Activity:
Since the entries below must stay intact, return each one exactly.
++++ Records shown
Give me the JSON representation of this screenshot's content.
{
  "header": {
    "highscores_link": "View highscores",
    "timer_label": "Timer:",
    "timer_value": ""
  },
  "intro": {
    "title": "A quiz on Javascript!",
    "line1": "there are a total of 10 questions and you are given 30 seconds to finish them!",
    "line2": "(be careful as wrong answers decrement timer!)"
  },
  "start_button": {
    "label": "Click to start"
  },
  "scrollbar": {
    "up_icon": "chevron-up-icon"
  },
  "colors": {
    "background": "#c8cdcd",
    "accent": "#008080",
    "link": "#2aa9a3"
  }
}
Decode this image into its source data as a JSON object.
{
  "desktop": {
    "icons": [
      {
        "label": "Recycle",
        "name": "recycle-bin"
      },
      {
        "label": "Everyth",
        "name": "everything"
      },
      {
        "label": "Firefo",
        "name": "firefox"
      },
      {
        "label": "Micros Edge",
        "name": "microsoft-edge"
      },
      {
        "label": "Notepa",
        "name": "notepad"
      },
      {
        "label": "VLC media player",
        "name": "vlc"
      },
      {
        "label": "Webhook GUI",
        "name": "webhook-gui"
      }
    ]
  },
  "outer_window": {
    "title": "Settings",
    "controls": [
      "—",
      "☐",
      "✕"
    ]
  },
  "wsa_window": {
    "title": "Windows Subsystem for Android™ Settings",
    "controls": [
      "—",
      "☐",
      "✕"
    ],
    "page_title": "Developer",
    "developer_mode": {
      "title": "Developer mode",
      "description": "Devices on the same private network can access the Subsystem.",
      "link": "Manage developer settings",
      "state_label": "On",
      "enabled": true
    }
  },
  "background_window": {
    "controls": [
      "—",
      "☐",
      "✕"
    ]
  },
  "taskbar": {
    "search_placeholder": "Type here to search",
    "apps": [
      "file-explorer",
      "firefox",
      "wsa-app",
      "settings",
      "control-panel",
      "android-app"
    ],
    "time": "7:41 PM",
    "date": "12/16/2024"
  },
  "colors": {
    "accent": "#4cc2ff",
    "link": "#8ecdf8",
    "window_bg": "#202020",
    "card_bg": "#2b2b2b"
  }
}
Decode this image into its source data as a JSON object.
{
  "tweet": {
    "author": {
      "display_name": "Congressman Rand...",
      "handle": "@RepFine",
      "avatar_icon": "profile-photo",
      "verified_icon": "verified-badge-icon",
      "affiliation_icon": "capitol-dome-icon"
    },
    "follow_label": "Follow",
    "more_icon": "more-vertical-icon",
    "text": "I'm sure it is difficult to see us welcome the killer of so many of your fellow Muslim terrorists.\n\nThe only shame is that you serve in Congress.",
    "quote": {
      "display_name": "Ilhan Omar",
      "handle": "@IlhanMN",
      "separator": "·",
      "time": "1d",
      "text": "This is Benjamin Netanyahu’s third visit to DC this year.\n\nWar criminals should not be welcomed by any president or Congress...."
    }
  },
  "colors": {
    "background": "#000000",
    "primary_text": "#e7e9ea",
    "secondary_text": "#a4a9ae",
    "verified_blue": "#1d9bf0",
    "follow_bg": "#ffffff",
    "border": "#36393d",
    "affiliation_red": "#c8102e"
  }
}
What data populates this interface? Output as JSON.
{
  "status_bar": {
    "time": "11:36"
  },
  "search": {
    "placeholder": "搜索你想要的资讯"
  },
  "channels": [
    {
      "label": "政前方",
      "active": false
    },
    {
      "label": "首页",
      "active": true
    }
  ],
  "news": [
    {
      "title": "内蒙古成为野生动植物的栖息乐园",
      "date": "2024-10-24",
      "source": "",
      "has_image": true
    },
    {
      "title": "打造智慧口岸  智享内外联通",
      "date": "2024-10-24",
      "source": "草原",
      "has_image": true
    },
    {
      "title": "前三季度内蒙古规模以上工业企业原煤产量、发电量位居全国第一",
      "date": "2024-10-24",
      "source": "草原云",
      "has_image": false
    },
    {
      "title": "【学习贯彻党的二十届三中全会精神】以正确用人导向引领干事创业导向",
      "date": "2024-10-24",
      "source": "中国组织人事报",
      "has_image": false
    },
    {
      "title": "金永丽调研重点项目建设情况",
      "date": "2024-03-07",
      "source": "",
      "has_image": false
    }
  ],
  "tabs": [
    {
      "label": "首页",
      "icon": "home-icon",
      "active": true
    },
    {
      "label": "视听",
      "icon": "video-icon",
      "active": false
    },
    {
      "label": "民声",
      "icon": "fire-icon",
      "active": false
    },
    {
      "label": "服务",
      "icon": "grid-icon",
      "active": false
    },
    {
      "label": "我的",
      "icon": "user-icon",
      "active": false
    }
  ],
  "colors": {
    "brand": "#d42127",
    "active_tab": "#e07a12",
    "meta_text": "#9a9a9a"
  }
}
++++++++
Answer to this problem:
Give me the JSON representation of this screenshot's content.
{
  "header": {
    "highscores_link": "View highscores",
    "timer_label": "Timer:",
    "timer_value": ""
  },
  "intro": {
    "title": "A quiz on Javascript!",
    "line1": "there are a total of 10 questions and you are given 30 seconds to finish them!",
    "line2": "(be careful as wrong answers decrement timer!)"
  },
  "start_button": {
    "label": "Click to start"
  },
  "scrollbar": {
    "up_icon": "chevron-up-icon"
  },
  "colors": {
    "background": "#c8cdcd",
    "accent": "#008080",
    "link": "#2aa9a3"
  }
}
Decode this image into its source data as a JSON object.
{
  "desktop": {
    "icons": [
      {
        "label": "Recycle",
        "name": "recycle-bin"
      },
      {
        "label": "Everyth",
        "name": "everything"
      },
      {
        "label": "Firefo",
        "name": "firefox"
      },
      {
        "label": "Micros Edge",
        "name": "microsoft-edge"
      },
      {
        "label": "Notepa",
        "name": "notepad"
      },
      {
        "label": "VLC media player",
        "name": "vlc"
      },
      {
        "label": "Webhook GUI",
        "name": "webhook-gui"
      }
    ]
  },
  "outer_window": {
    "title": "Settings",
    "controls": [
      "—",
      "☐",
      "✕"
    ]
  },
  "wsa_window": {
    "title": "Windows Subsystem for Android™ Settings",
    "controls": [
      "—",
      "☐",
      "✕"
    ],
    "page_title": "Developer",
    "developer_mode": {
      "title": "Developer mode",
      "description": "Devices on the same private network can access the Subsystem.",
      "link": "Manage developer settings",
      "state_label": "On",
      "enabled": true
    }
  },
  "background_window": {
    "controls": [
      "—",
      "☐",
      "✕"
    ]
  },
  "taskbar": {
    "search_placeholder": "Type here to search",
    "apps": [
      "file-explorer",
      "firefox",
      "wsa-app",
      "settings",
      "control-panel",
      "android-app"
    ],
    "time": "7:41 PM",
    "date": "12/16/2024"
  },
  "colors": {
    "accent": "#4cc2ff",
    "link": "#8ecdf8",
    "window_bg": "#202020",
    "card_bg": "#2b2b2b"
  }
}
Decode this image into its source data as a JSON object.
{
  "tweet": {
    "author": {
      "display_name": "Congressman Rand...",
      "handle": "@RepFine",
      "avatar_icon": "profile-photo",
      "verified_icon": "verified-badge-icon",
      "affiliation_icon": "capitol-dome-icon"
    },
    "follow_label": "Follow",
    "more_icon": "more-vertical-icon",
    "text": "I'm sure it is difficult to see us welcome the killer of so many of your fellow Muslim terrorists.\n\nThe only shame is that you serve in Congress.",
    "quote": {
      "display_name": "Ilhan Omar",
      "handle": "@IlhanMN",
      "separator": "·",
      "time": "1d",
      "text": "This is Benjamin Netanyahu’s third visit to DC this year.\n\nWar criminals should not be welcomed by any president or Congress...."
    }
  },
  "colors": {
    "background": "#000000",
    "primary_text": "#e7e9ea",
    "secondary_text": "#a4a9ae",
    "verified_blue": "#1d9bf0",
    "follow_bg": "#ffffff",
    "border": "#36393d",
    "affiliation_red": "#c8102e"
  }
}
What data populates this interface? Output as JSON.
{
  "status_bar": {
    "time": "11:36"
  },
  "search": {
    "placeholder": "搜索你想要的资讯"
  },
  "channels": [
    {
      "label": "政前方",
      "active": false
    },
    {
      "label": "首页",
      "active": true
    }
  ],
  "news": [
    {
      "title": "内蒙古成为野生动植物的栖息乐园",
      "date": "2024-10-24",
      "source": "",
      "has_image": true
    },
    {
      "title": "打造智慧口岸  智享内外联通",
      "date": "2024-10-24",
      "source": "草原",
      "has_image": true
    },
    {
      "title": "前三季度内蒙古规模以上工业企业原煤产量、发电量位居全国第一",
      "date": "2024-10-24",
      "source": "草原云",
      "has_image": false
    },
    {
      "title": "【学习贯彻党的二十届三中全会精神】以正确用人导向引领干事创业导向",
      "date": "2024-10-24",
      "source": "中国组织人事报",
      "has_image": false
    },
    {
      "title": "金永丽调研重点项目建设情况",
      "date": "2024-03-07",
      "source": "",
      "has_image": false
    }
  ],
  "tabs": [
    {
      "label": "首页",
      "icon": "home-icon",
      "active": true
    },
    {
      "label": "视听",
      "icon": "video-icon",
      "active": false
    },
    {
      "label": "民声",
      "icon": "fire-icon",
      "active": false
    },
    {
      "label": "服务",
      "icon": "grid-icon",
      "active": false
    },
    {
      "label": "我的",
      "icon": "user-icon",
      "active": false
    }
  ],
  "colors": {
    "brand": "#d42127",
    "active_tab": "#e07a12",
    "meta_text": "#9a9a9a"
  }
}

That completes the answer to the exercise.